I think often- more often than I would like- of the tragedy of human action. How persistent is the our capacity for hatred, jealousy, confusion, violence. It seems almost to be an indelible part of our nature. This is so on a personal individual level, and even more so on a collective political level. When I was a boy there was some bright hope that in our time, after all the tragedy the world had experienced, perhaps now finally we were ready to really begin to do better. Maybe it's true. I still believe it. But at the same time, I am always aware of the essential tragedy of human action, that is embedded in the very acts of perception and thought. The poem of Zhang Zhuo the monk quotes has a line that goes "When no thought rises, the whole is revealed/ if the six sense organs move even a little, it is obscured by clouds." (Aitken p 236). Do we need to remain unconscious and inert in order to be in accord with the "radiant light?" Buddha nature does pervade the universe, not excepting our hearts and minds. We can realize this and live it. Practice, awakening, are really possible, and they will transform our lives, as most people who practice fully for some time come to know. And yet, we must always respect the other side. There's no joy without sorrow. I have always felt that the most promising way to alleviate the pain that is caused by human limitation is to completely accept and appreciate that very limitation. The antidote to tragedy is tears. Here's a poem about this I wrote today:
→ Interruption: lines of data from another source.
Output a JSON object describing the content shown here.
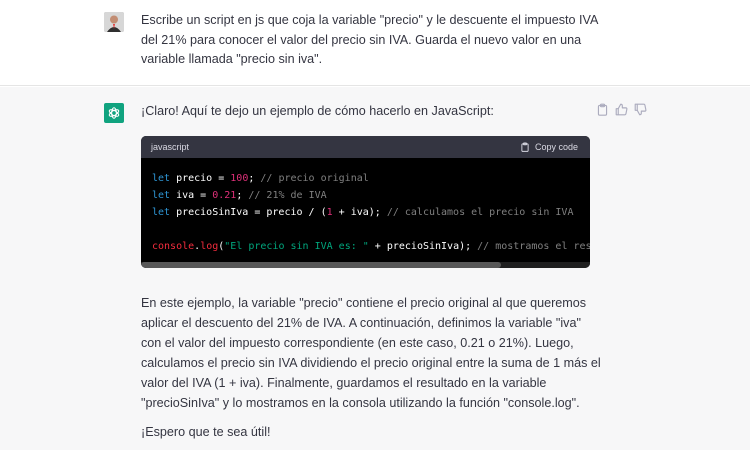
{
  "colors": {
    "assistant_bg": "#f7f7f8",
    "gpt_green": "#10a37f",
    "code_bg": "#000000",
    "code_header_bg": "#343541"
  },
  "user_message": {
    "text": "Escribe un script en js que coja la variable \"precio\" y le descuente el impuesto IVA del 21% para conocer el valor del precio sin IVA. Guarda el nuevo valor en una variable llamada \"precio sin iva\"."
  },
  "assistant_message": {
    "intro": "¡Claro! Aquí te dejo un ejemplo de cómo hacerlo en JavaScript:",
    "code_block": {
      "language": "javascript",
      "copy_label": "Copy code",
      "lines": [
        "let precio = 100; // precio original",
        "let iva = 0.21; // 21% de IVA",
        "let precioSinIva = precio / (1 + iva); // calculamos el precio sin IVA",
        "",
        "console.log(\"El precio sin IVA es: \" + precioSinIva); // mostramos el result"
      ]
    },
    "explanation": "En este ejemplo, la variable \"precio\" contiene el precio original al que queremos aplicar el descuento del 21% de IVA. A continuación, definimos la variable \"iva\" con el valor del impuesto correspondiente (en este caso, 0.21 o 21%). Luego, calculamos el precio sin IVA dividiendo el precio original entre la suma de 1 más el valor del IVA (1 + iva). Finalmente, guardamos el resultado en la variable \"precioSinIva\" y lo mostramos en la consola utilizando la función \"console.log\".",
    "closing": "¡Espero que te sea útil!",
    "action_icons": [
      "clipboard-icon",
      "thumbs-up-icon",
      "thumbs-down-icon"
    ]
  }
}
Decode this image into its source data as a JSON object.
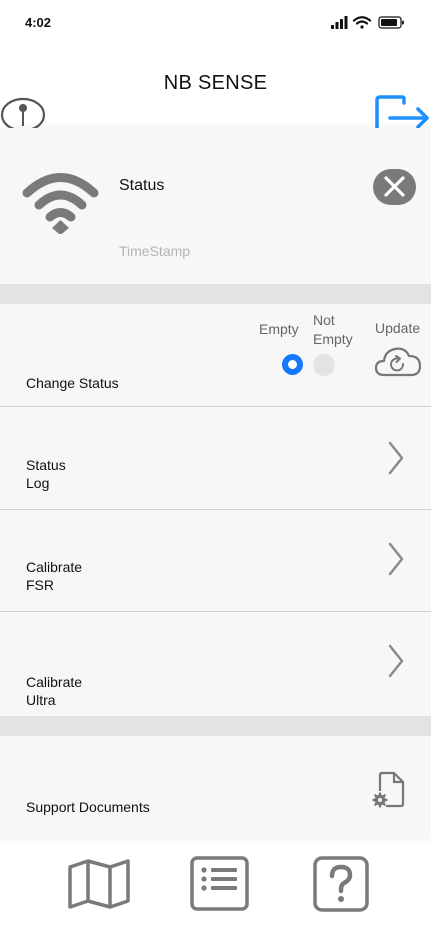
{
  "status_bar": {
    "time": "4:02"
  },
  "app": {
    "title": "NB SENSE"
  },
  "status_card": {
    "title": "Status",
    "timestamp": "TimeStamp"
  },
  "change_status": {
    "label": "Change Status",
    "options": {
      "empty": "Empty",
      "not_empty_line1": "Not",
      "not_empty_line2": "Empty",
      "update": "Update"
    },
    "selected": "Empty"
  },
  "menu": {
    "status_log": {
      "line1": "Status",
      "line2": "Log"
    },
    "calibrate_fsr": {
      "line1": "Calibrate",
      "line2": "FSR"
    },
    "calibrate_ultra": {
      "line1": "Calibrate",
      "line2": "Ultra"
    },
    "support_documents": {
      "label": "Support Documents"
    }
  },
  "bottom_nav": {
    "items": [
      "map-icon",
      "list-icon",
      "help-icon"
    ]
  },
  "colors": {
    "accent": "#1677ff",
    "icon_gray": "#7a7a7a",
    "panel": "#f7f7f7",
    "band": "#e3e3e3"
  }
}
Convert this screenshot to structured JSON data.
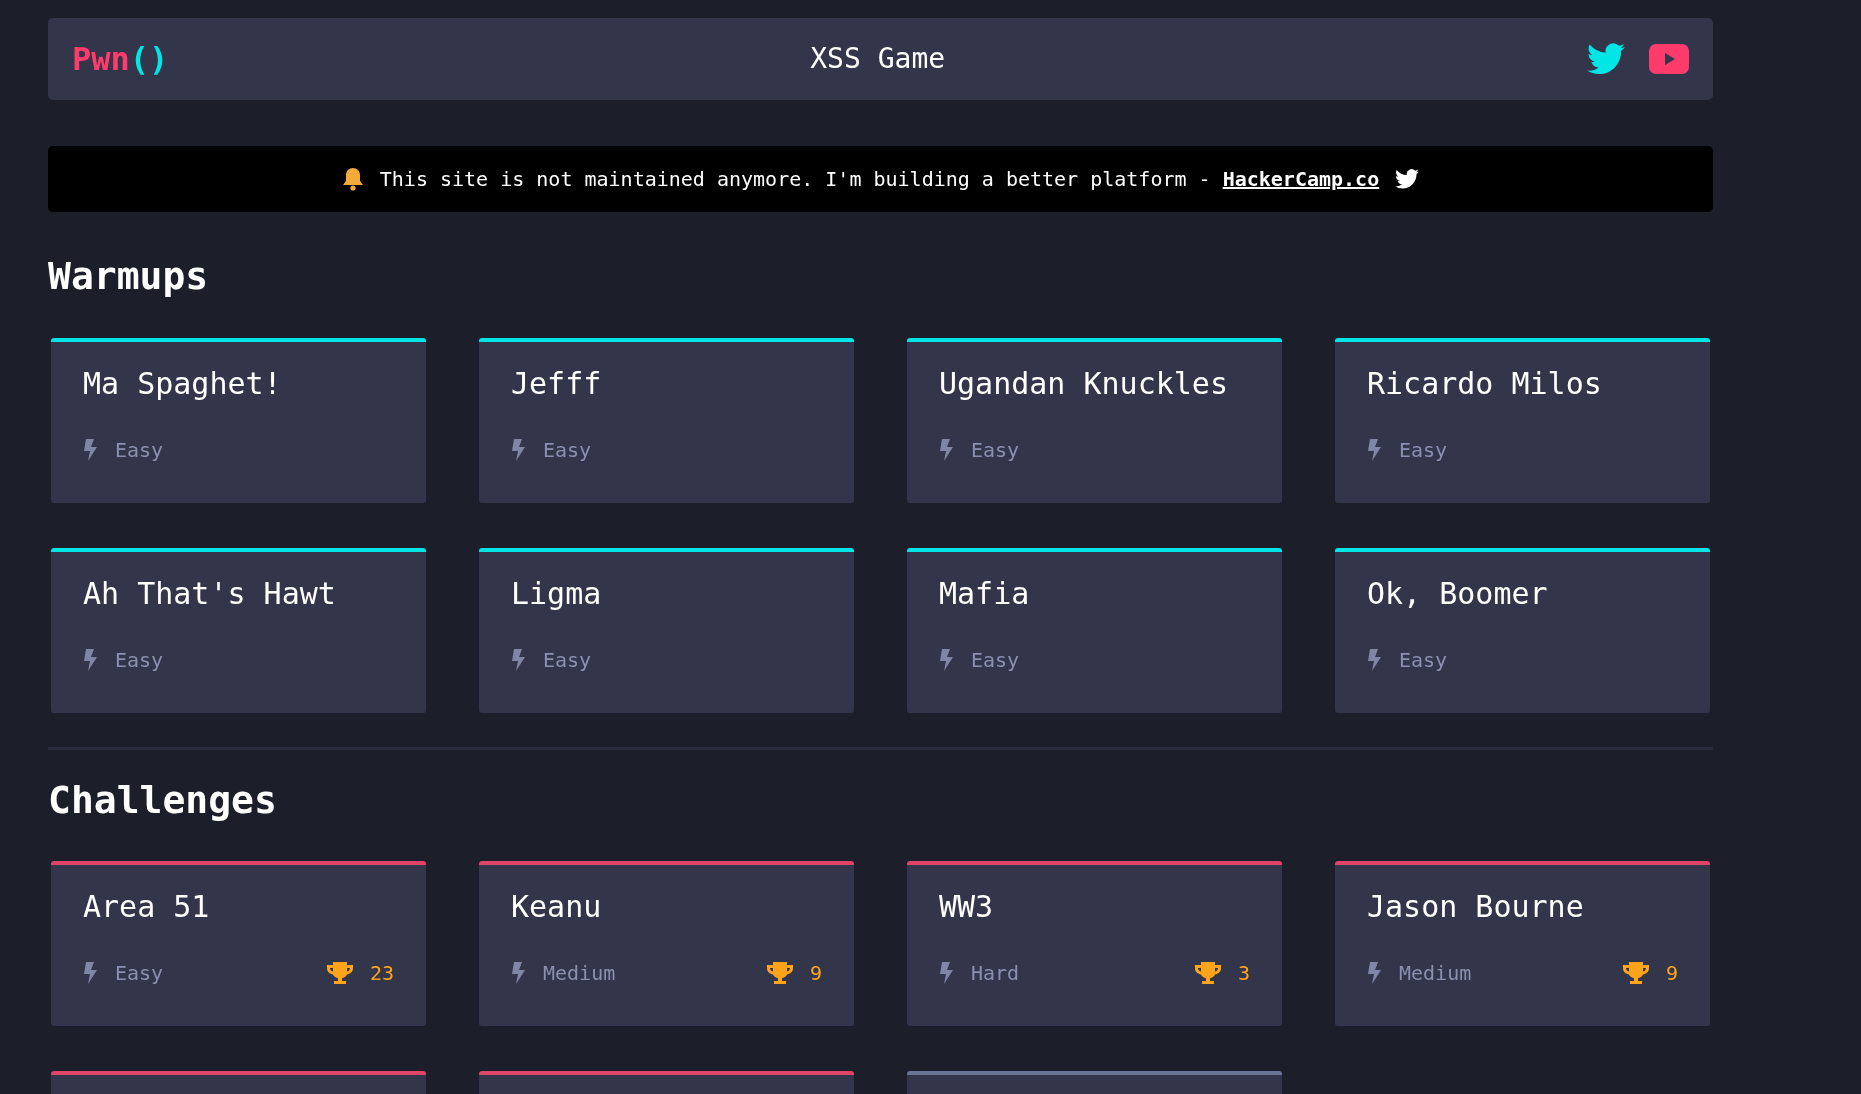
{
  "header": {
    "logo_name": "Pwn",
    "logo_parens": "()",
    "title": "XSS Game"
  },
  "banner": {
    "text": "This site is not maintained anymore. I'm building a better platform - ",
    "link": "HackerCamp.co"
  },
  "sections": [
    {
      "title": "Warmups",
      "cards": [
        {
          "title": "Ma Spaghet!",
          "difficulty": "Easy",
          "color": "#00e5e5"
        },
        {
          "title": "Jefff",
          "difficulty": "Easy",
          "color": "#00e5e5"
        },
        {
          "title": "Ugandan Knuckles",
          "difficulty": "Easy",
          "color": "#00e5e5"
        },
        {
          "title": "Ricardo Milos",
          "difficulty": "Easy",
          "color": "#00e5e5"
        },
        {
          "title": "Ah That's Hawt",
          "difficulty": "Easy",
          "color": "#00e5e5"
        },
        {
          "title": "Ligma",
          "difficulty": "Easy",
          "color": "#00e5e5"
        },
        {
          "title": "Mafia",
          "difficulty": "Easy",
          "color": "#00e5e5"
        },
        {
          "title": "Ok, Boomer",
          "difficulty": "Easy",
          "color": "#00e5e5"
        }
      ]
    },
    {
      "title": "Challenges",
      "cards": [
        {
          "title": "Area 51",
          "difficulty": "Easy",
          "solves": "23",
          "color": "#e04468"
        },
        {
          "title": "Keanu",
          "difficulty": "Medium",
          "solves": "9",
          "color": "#e04468"
        },
        {
          "title": "WW3",
          "difficulty": "Hard",
          "solves": "3",
          "color": "#e04468"
        },
        {
          "title": "Jason Bourne",
          "difficulty": "Medium",
          "solves": "9",
          "color": "#e04468"
        },
        {
          "color": "#e04468"
        },
        {
          "color": "#e04468"
        },
        {
          "color": "#6b7395"
        }
      ]
    }
  ]
}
Opened his mouth no sound
For words were forked
Stabbing their ideas
That fell to his feet like straw
Rage against the things that are defined
And so opposed-
Hammer blows
Break the innocent shells, tears
Cover the ships so slick
They will not sail
Like a stone that grunts
Against the tabs and cords
That press: till between the arrangements
Winds arise
Lifting me to song   

© 2003, Norman Fischer